**TASK TO CARRY OUT**
Wherever the word "OverallQual" occurs in the listing below, copy that whole line.

**SUPPLIED MATERIAL**

= = = = =

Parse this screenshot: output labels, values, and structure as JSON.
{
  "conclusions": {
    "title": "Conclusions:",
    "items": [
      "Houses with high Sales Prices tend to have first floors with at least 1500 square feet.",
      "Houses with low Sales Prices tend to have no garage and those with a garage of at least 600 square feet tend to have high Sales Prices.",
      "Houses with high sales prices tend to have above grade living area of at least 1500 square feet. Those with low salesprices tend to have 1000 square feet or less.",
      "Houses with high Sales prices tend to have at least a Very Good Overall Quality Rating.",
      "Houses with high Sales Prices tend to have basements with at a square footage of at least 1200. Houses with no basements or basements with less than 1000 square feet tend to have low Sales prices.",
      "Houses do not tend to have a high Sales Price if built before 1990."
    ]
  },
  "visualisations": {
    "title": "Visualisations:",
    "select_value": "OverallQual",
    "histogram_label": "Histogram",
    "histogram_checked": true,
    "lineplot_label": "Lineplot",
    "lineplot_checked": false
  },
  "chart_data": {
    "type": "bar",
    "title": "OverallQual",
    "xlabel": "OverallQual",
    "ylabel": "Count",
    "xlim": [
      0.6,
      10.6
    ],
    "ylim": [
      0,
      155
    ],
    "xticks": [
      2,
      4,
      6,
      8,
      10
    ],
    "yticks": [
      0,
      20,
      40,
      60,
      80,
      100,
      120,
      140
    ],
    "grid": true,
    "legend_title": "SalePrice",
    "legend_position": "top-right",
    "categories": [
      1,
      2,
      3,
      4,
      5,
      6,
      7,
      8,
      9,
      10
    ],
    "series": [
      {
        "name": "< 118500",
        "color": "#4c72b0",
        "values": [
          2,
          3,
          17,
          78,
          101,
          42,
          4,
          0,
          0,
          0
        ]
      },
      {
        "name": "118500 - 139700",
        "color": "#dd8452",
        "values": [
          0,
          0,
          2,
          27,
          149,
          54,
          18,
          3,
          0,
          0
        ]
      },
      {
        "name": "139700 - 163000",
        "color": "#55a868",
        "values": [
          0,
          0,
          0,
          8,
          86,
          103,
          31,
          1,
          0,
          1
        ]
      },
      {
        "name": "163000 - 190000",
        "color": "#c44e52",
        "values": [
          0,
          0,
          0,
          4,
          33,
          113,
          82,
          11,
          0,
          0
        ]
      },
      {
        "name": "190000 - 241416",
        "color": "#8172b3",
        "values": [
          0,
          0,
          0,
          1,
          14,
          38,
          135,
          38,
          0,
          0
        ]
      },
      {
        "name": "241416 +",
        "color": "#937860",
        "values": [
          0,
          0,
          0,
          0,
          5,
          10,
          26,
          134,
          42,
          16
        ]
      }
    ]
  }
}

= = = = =

**SOLUTION TO THIS TASK**
    "select_value": "OverallQual",
    "title": "OverallQual",
    "xlabel": "OverallQual",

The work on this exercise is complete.